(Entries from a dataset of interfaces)
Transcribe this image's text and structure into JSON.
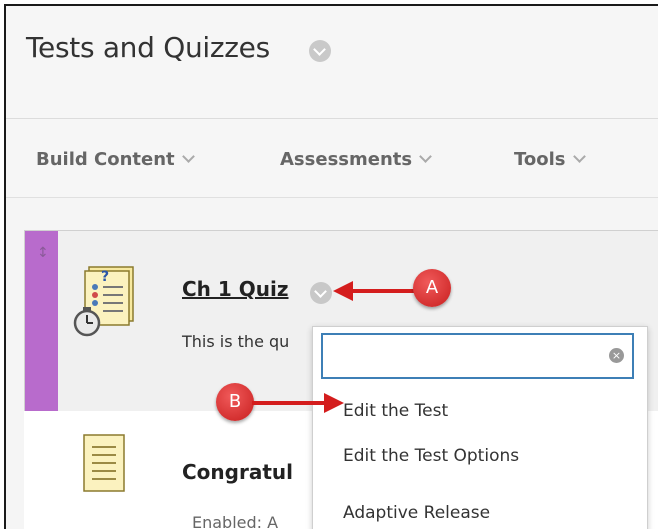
{
  "page": {
    "title": "Tests and Quizzes"
  },
  "menubar": {
    "items": [
      {
        "label": "Build Content"
      },
      {
        "label": "Assessments"
      },
      {
        "label": "Tools"
      }
    ]
  },
  "content": {
    "items": [
      {
        "title": "Ch 1 Quiz",
        "description": "This is the qu",
        "type": "test"
      },
      {
        "title": "Congratul",
        "description": "Enabled:  A",
        "type": "document"
      }
    ]
  },
  "dropdown": {
    "search_value": "",
    "options": [
      {
        "label": "Edit the Test"
      },
      {
        "label": "Edit the Test Options"
      },
      {
        "label": "Adaptive Release"
      }
    ]
  },
  "callouts": {
    "a": "A",
    "b": "B"
  },
  "colors": {
    "accent": "#b86bcc",
    "callout": "#d41d1d",
    "search_border": "#3d7fb6"
  }
}
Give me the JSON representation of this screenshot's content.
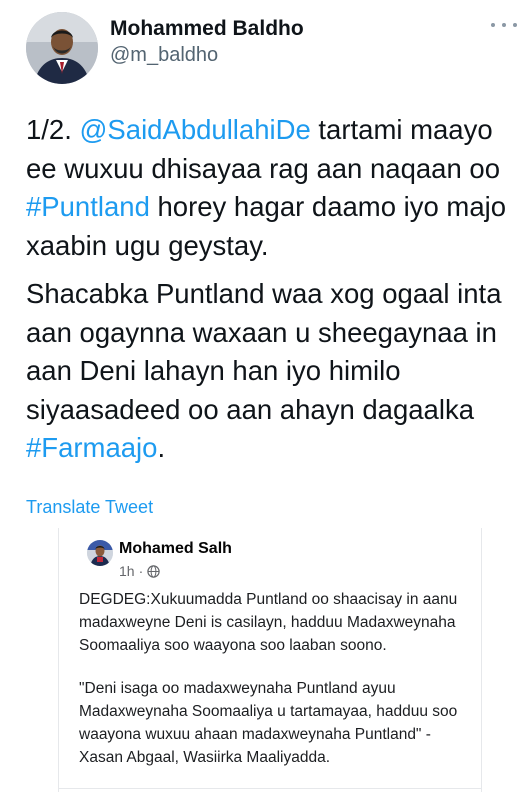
{
  "author": {
    "name": "Mohammed Baldho",
    "handle": "@m_baldho"
  },
  "tweet": {
    "p1_prefix": "1/2. ",
    "p1_mention": "@SaidAbdullahiDe",
    "p1_mid": " tartami maayo ee wuxuu dhisayaa rag aan naqaan oo ",
    "p1_hashtag": "#Puntland",
    "p1_suffix": " horey hagar daamo iyo majo xaabin ugu geystay.",
    "p2_prefix": "Shacabka Puntland waa xog ogaal inta aan ogaynna waxaan u sheegaynaa in aan Deni lahayn han iyo himilo siyaasadeed oo aan ahayn dagaalka ",
    "p2_hashtag": "#Farmaajo",
    "p2_suffix": "."
  },
  "translate_label": "Translate Tweet",
  "fb_post": {
    "author": "Mohamed Salh",
    "time": "1h",
    "separator": "·",
    "text1": "DEGDEG:Xukuumadda Puntland oo shaacisay in aanu madaxweyne Deni is casilayn, hadduu Madaxweynaha Soomaaliya soo waayona soo laaban soono.",
    "text2": "\"Deni isaga oo madaxweynaha Puntland ayuu Madaxweynaha Soomaaliya u tartamayaa, hadduu soo waayona wuxuu ahaan madaxweynaha Puntland\" - Xasan Abgaal, Wasiirka Maaliyadda."
  },
  "colors": {
    "link": "#1d9bf0",
    "text": "#0f1419",
    "secondary": "#536471"
  },
  "icons": {
    "more": "more-dots-icon",
    "globe": "globe-icon"
  }
}
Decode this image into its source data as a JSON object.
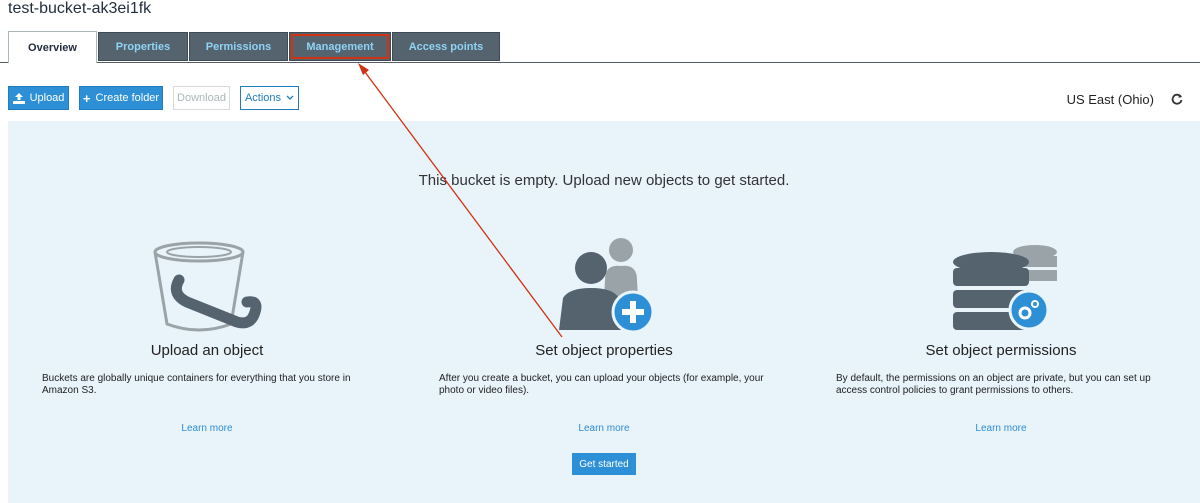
{
  "bucket": {
    "title": "test-bucket-ak3ei1fk"
  },
  "tabs": [
    {
      "label": "Overview"
    },
    {
      "label": "Properties"
    },
    {
      "label": "Permissions"
    },
    {
      "label": "Management"
    },
    {
      "label": "Access points"
    }
  ],
  "toolbar": {
    "upload_label": "Upload",
    "create_folder_label": "Create folder",
    "download_label": "Download",
    "actions_label": "Actions"
  },
  "region": {
    "label": "US East (Ohio)"
  },
  "panel": {
    "empty_message": "This bucket is empty. Upload new objects to get started.",
    "columns": [
      {
        "title": "Upload an object",
        "description": "Buckets are globally unique containers for everything that you store in Amazon S3.",
        "link": "Learn more"
      },
      {
        "title": "Set object properties",
        "description": "After you create a bucket, you can upload your objects (for example, your photo or video files).",
        "link": "Learn more"
      },
      {
        "title": "Set object permissions",
        "description": "By default, the permissions on an object are private, but you can set up access control policies to grant permissions to others.",
        "link": "Learn more"
      }
    ],
    "get_started_label": "Get started"
  },
  "colors": {
    "accent": "#2d8fd5",
    "tab_bg": "#55636f",
    "annotation": "#d13212",
    "panel_bg": "#e8f3fa"
  }
}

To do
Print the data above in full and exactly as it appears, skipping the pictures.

Exercise response
Transcribe this image's text and structure into JSON.
{
  "page": {
    "title": "Tests and Quizzes"
  },
  "menubar": {
    "items": [
      {
        "label": "Build Content"
      },
      {
        "label": "Assessments"
      },
      {
        "label": "Tools"
      }
    ]
  },
  "content": {
    "items": [
      {
        "title": "Ch 1 Quiz",
        "description": "This is the qu",
        "type": "test"
      },
      {
        "title": "Congratul",
        "description": "Enabled:  A",
        "type": "document"
      }
    ]
  },
  "dropdown": {
    "search_value": "",
    "options": [
      {
        "label": "Edit the Test"
      },
      {
        "label": "Edit the Test Options"
      },
      {
        "label": "Adaptive Release"
      }
    ]
  },
  "callouts": {
    "a": "A",
    "b": "B"
  },
  "colors": {
    "accent": "#b86bcc",
    "callout": "#d41d1d",
    "search_border": "#3d7fb6"
  }
}
Give me the JSON representation of this screenshot's content.
{
  "author": {
    "name": "Mohammed Baldho",
    "handle": "@m_baldho"
  },
  "tweet": {
    "p1_prefix": "1/2. ",
    "p1_mention": "@SaidAbdullahiDe",
    "p1_mid": " tartami maayo ee wuxuu dhisayaa rag aan naqaan oo ",
    "p1_hashtag": "#Puntland",
    "p1_suffix": " horey hagar daamo iyo majo xaabin ugu geystay.",
    "p2_prefix": "Shacabka Puntland waa xog ogaal inta aan ogaynna waxaan u sheegaynaa in aan Deni lahayn han iyo himilo siyaasadeed oo aan ahayn dagaalka ",
    "p2_hashtag": "#Farmaajo",
    "p2_suffix": "."
  },
  "translate_label": "Translate Tweet",
  "fb_post": {
    "author": "Mohamed Salh",
    "time": "1h",
    "separator": "·",
    "text1": "DEGDEG:Xukuumadda Puntland oo shaacisay in aanu madaxweyne Deni is casilayn, hadduu Madaxweynaha Soomaaliya soo waayona soo laaban soono.",
    "text2": "\"Deni isaga oo madaxweynaha Puntland ayuu Madaxweynaha Soomaaliya u tartamayaa, hadduu soo waayona wuxuu ahaan madaxweynaha Puntland\" - Xasan Abgaal, Wasiirka Maaliyadda."
  },
  "colors": {
    "link": "#1d9bf0",
    "text": "#0f1419",
    "secondary": "#536471"
  },
  "icons": {
    "more": "more-dots-icon",
    "globe": "globe-icon"
  }
}
Decode this image into its source data as a JSON object.
{
  "bucket": {
    "title": "test-bucket-ak3ei1fk"
  },
  "tabs": [
    {
      "label": "Overview"
    },
    {
      "label": "Properties"
    },
    {
      "label": "Permissions"
    },
    {
      "label": "Management"
    },
    {
      "label": "Access points"
    }
  ],
  "toolbar": {
    "upload_label": "Upload",
    "create_folder_label": "Create folder",
    "download_label": "Download",
    "actions_label": "Actions"
  },
  "region": {
    "label": "US East (Ohio)"
  },
  "panel": {
    "empty_message": "This bucket is empty. Upload new objects to get started.",
    "columns": [
      {
        "title": "Upload an object",
        "description": "Buckets are globally unique containers for everything that you store in Amazon S3.",
        "link": "Learn more"
      },
      {
        "title": "Set object properties",
        "description": "After you create a bucket, you can upload your objects (for example, your photo or video files).",
        "link": "Learn more"
      },
      {
        "title": "Set object permissions",
        "description": "By default, the permissions on an object are private, but you can set up access control policies to grant permissions to others.",
        "link": "Learn more"
      }
    ],
    "get_started_label": "Get started"
  },
  "colors": {
    "accent": "#2d8fd5",
    "tab_bg": "#55636f",
    "annotation": "#d13212",
    "panel_bg": "#e8f3fa"
  }
}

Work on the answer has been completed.